UK offshore investing

Reply
Page 3 of 3 FirstFirst 1 2 3
  1. #21

    Join Date
    Oct 2010
    Posts
    18,906
    Quote Originally Posted by Jamthe
    If you’re abroad You have to pay tax on gains you make on property and land in the UK even if you’re non-resident for tax purposes.
    This depends on how long you've held the property. In my case, despite substantial capital gains (GBP350k) there was no CGT liability as I held the property for a long time before the rules changed in 2015. You can find out more here, and use their calculator to assess different cases.

    https://www.gov.uk/guidance/capital-...e-gain-or-loss
    kittykaitak likes this.

  2. #22

    Join Date
    Aug 2012
    Location
    Location Location
    Posts
    705
    Quote Originally Posted by pin
    This is my understanding. But then again I have no significant assets in the UK, don't make a self assessment and am non-resident there. As a result I've decided to hold some of my shares through HSBC Expat.

    But everyone has different tax considerations.
    Just to add, for the sake of completeness:

    If you use a UK-based broker (such as HSBC Expat's InvestDirect), you will be subject to UK tax laws.

    As a UK non-resident, it means you will still have to pay taxes on any income from your investments such as dividends. If these are quite low (below GBP11k per year) then in effect these will be below the tax threshold and will be zero tax. If however you gain rental income then the dividend income will be added to your rental income when you calculate your total UK tax liability.

    As a UK non-resident, you do not pay taxes on capital gains on shares and investments except for property and property-linked investments such as REITs. This applies as long as you have been non-resident for at least 5 tax years.

    Therefore, to reduce tax liability, if you are investing in ETFs it is best to look at accumulating ETFs and not distributing ETFs. This is where dividends are reinvested and so are shown as capital gains for which UK non-residents don't pay tax.

    Also, AFAIK, if you are moving back be very careful when you sell your shares to book your capital gains as a non-resident. You need to do so in the tax year before you become resident in the UK. So for example don't sell up all your shares in May, and then move back in June because you will become UK resident in the same tax year you sold up your shares. UK tax year starts on 6 April, so if you intend to move back after 6 April you need to book your capital gains before 6 April. Or you can avoid being a resident in a tax year if you live in the UK for fewer than 183 days in the tax year.
    shri, TheBrit, pin and 3 others like this.

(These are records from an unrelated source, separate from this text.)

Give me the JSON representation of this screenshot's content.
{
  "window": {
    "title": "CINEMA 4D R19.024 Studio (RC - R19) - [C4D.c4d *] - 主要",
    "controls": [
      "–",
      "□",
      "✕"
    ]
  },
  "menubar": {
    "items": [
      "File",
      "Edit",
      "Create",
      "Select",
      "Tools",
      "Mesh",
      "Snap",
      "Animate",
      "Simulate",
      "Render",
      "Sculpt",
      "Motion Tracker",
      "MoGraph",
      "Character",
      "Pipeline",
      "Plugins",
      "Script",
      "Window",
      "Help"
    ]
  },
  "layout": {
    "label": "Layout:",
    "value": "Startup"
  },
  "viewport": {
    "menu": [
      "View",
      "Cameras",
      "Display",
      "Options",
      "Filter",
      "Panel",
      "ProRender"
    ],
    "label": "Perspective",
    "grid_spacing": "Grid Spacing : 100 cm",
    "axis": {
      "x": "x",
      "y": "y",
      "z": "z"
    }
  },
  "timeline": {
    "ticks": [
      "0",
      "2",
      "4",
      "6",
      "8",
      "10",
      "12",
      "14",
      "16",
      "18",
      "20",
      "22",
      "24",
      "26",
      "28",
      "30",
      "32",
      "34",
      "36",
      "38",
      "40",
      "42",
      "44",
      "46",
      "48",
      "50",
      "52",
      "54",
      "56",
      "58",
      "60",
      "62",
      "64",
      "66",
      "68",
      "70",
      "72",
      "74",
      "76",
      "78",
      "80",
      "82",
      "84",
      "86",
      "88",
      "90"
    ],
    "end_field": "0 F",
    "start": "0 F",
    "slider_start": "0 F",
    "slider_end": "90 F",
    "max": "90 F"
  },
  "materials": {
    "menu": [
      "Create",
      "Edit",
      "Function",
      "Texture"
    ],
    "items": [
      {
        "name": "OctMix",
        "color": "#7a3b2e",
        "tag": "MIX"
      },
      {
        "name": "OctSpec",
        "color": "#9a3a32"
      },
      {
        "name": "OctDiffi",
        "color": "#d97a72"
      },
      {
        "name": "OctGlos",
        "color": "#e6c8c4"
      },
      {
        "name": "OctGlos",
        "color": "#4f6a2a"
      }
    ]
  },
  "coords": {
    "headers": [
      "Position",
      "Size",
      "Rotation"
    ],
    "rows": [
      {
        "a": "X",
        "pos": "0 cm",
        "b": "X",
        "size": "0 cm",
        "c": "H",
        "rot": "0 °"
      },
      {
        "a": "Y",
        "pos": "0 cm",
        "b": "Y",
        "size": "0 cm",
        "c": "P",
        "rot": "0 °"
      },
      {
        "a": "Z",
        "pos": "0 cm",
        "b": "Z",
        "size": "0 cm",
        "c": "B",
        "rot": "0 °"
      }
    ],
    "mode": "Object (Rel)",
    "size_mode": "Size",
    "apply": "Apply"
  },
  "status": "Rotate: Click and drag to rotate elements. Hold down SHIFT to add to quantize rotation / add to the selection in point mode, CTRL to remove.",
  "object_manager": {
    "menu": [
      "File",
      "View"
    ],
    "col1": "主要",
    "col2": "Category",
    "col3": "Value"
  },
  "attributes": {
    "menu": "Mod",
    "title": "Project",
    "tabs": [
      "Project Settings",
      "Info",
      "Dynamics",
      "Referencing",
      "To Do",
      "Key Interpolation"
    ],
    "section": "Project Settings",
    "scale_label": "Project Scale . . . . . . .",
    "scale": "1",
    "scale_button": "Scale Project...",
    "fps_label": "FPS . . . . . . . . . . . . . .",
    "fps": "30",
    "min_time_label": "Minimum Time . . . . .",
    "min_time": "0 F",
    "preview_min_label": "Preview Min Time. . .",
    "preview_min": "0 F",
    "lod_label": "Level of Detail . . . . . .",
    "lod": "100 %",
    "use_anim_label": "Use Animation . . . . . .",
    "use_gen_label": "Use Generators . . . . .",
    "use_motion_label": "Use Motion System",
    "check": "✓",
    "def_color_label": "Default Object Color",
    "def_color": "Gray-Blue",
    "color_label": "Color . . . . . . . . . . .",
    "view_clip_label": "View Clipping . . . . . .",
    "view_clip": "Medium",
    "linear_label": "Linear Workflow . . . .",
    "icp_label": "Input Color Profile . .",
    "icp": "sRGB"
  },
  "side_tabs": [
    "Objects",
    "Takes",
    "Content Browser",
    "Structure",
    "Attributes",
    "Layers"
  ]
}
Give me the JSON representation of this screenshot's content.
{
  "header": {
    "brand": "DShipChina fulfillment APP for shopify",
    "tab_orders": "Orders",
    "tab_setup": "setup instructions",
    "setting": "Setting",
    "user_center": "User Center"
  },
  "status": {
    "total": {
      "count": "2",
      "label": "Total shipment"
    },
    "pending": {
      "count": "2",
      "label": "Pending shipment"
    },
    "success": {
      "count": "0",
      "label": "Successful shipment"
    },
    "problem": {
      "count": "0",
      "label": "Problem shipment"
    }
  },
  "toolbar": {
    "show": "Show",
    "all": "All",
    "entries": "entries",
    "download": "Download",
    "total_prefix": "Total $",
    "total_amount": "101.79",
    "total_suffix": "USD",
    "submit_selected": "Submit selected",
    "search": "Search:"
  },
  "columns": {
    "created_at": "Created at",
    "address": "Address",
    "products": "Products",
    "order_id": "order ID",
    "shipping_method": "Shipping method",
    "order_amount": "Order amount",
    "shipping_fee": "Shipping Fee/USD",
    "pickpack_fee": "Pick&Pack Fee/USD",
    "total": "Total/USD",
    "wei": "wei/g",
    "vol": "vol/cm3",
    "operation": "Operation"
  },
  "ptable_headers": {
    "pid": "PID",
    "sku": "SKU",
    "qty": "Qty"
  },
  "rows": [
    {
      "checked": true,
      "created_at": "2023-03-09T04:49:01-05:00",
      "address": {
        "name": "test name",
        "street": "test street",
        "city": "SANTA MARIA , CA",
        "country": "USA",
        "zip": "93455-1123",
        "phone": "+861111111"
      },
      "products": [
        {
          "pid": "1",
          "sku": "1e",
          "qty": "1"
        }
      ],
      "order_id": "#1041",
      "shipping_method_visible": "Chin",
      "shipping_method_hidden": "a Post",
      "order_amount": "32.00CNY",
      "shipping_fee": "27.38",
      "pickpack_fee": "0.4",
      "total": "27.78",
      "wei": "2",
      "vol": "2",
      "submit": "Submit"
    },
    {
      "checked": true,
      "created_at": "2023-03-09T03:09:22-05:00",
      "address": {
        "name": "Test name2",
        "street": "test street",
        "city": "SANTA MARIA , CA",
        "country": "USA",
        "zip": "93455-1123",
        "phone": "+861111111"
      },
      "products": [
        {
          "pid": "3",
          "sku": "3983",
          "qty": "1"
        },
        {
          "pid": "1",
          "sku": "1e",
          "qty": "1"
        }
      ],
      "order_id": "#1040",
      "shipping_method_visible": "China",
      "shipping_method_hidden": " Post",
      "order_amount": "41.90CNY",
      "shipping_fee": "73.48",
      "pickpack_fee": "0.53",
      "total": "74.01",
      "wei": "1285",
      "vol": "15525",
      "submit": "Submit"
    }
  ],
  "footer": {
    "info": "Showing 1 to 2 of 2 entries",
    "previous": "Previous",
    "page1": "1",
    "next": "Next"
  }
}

  3. #23

    Join Date
    May 2018
    Posts
    1

    Useful thread, thanks everyone!

    Just on the taxation of dividends, this link seems to suggest they are taxable, except tax at source, but only if you then do not make use of any persons tax allowances for property income.

    To put it another way; if I have no property income then I can take dividends tax free...but if I have property income then I need to make a choice - am I reading that correctly?

    https://www.gov.uk/government/public...nt-income-2019


  4. #24

    Join Date
    Aug 2012
    Location
    Location Location
    Posts
    705
    Quote Originally Posted by apt-get
    Useful thread, thanks everyone!

    Just on the taxation of dividends, this link seems to suggest they are taxable, except tax at source, but only if you then do not make use of any persons tax allowances for property income.

    To put it another way; if I have no property income then I can take dividends tax free...but if I have property income then I need to make a choice - am I reading that correctly?

    https://www.gov.uk/government/public...nt-income-2019
    Yes that's my understanding too. I was referring to the OP's situation and was assuming his dividend income is would never be large enough for him to consider the choice.

Reply
Page 3 of 3 FirstFirst 1 2 3